    The emperors of Xixia never liked the Song's military methods in the beginning.
    That changed later. By the time of Genghis Khan, the Hsi Hsia were using Sung military tactics. In fact, Genghis attacked Hsi Hsia first so that he could have a relatively weak enemy against which he could study Sung fighting tactics.

    Quote Originally Posted by Pacifian
    I believed Xi Xia attacked Song for other purposes too.
    Probably the usual...territorial ambition and stuff.

    Quote Originally Posted by Pacifian
    But I thought it was the Khitans who attacked the Song, and Xi Xia decided to do the same? (or something like that?)
    Yes. The Sung came into conflict with the Khitan first. In fact, the Khitan had been giving that Han Chinese trouble since the latter years of the Tang Dynasty. Hsi Hsia was still an upstart state during the Northern Sung era.
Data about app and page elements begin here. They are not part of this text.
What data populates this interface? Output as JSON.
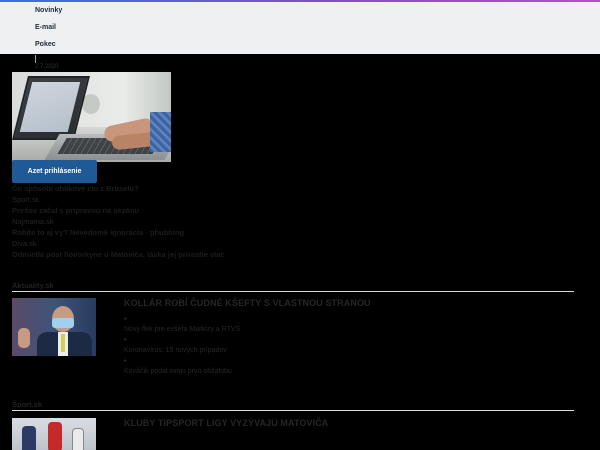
{
  "dropdown": {
    "items": [
      "Novinky",
      "E-mail",
      "Pokec"
    ]
  },
  "date_text": "2.7.2020",
  "hero": {
    "image_alt": "laptop-typing-photo"
  },
  "login_button": "Azet prihlásenie",
  "headlines": [
    {
      "title": "Čo spôsobí uhlíkové clo z Bruselu?",
      "source": "Sport.sk"
    },
    {
      "title": "Prešov začal s prípravou na sezónu",
      "source": "Najmama.sk"
    },
    {
      "title": "Robíte to aj vy? Nevedomá ignorácia - phubbing",
      "source": "Diva.sk"
    },
    {
      "title": "Odmietla post hovorkyne u Matoviča, láska jej prirastie viac",
      "source": ""
    }
  ],
  "sections": [
    {
      "name": "Aktuality.sk",
      "story_title": "KOLLÁR ROBÍ ČUDNÉ KŠEFTY S VLASTNOU STRANOU",
      "bullets": [
        "Nový flek pre exšéfa Markízy a RTVS",
        "Koronavírus: 15 nových prípadov",
        "Kováčik podal svoju prvú obžalobu"
      ]
    },
    {
      "name": "Šport.sk",
      "story_title": "KLUBY TIPSPORT LIGY VYZÝVAJÚ MATOVIČA",
      "bullets": []
    }
  ],
  "colors": {
    "accent_stripe": "#7d4fd0",
    "login_button_bg": "#1f5a96",
    "menu_bg": "#eef0f2"
  }
}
Like the Khitan, the Hsi Hsia probably saw Northern Sung as a fat lamb waiting to be carved up.

Similar Threads

  1. Replies: 46
    Last Post: 11-12-08, 11:03 AM
  2. Replies: 1
    Last Post: 02-09-08, 04:12 PM
  3. Taiwanese TV series"Bai Se Qing Ren Meng" synopsis
    By Nyar Nyar in forum Taiwanese TV Series
    Replies: 0
    Last Post: 11-01-06, 04:32 AM
  4. On "Legend of Chinese Ghost Stories" Review
    By Mystery in forum On Reviews
    Replies: 2
    Last Post: 03-20-04, 02:40 PM

Posting Permissions

  • You may not post new threads
  • You may not post replies
  • You may not post attachments
  • You may not edit your posts
  •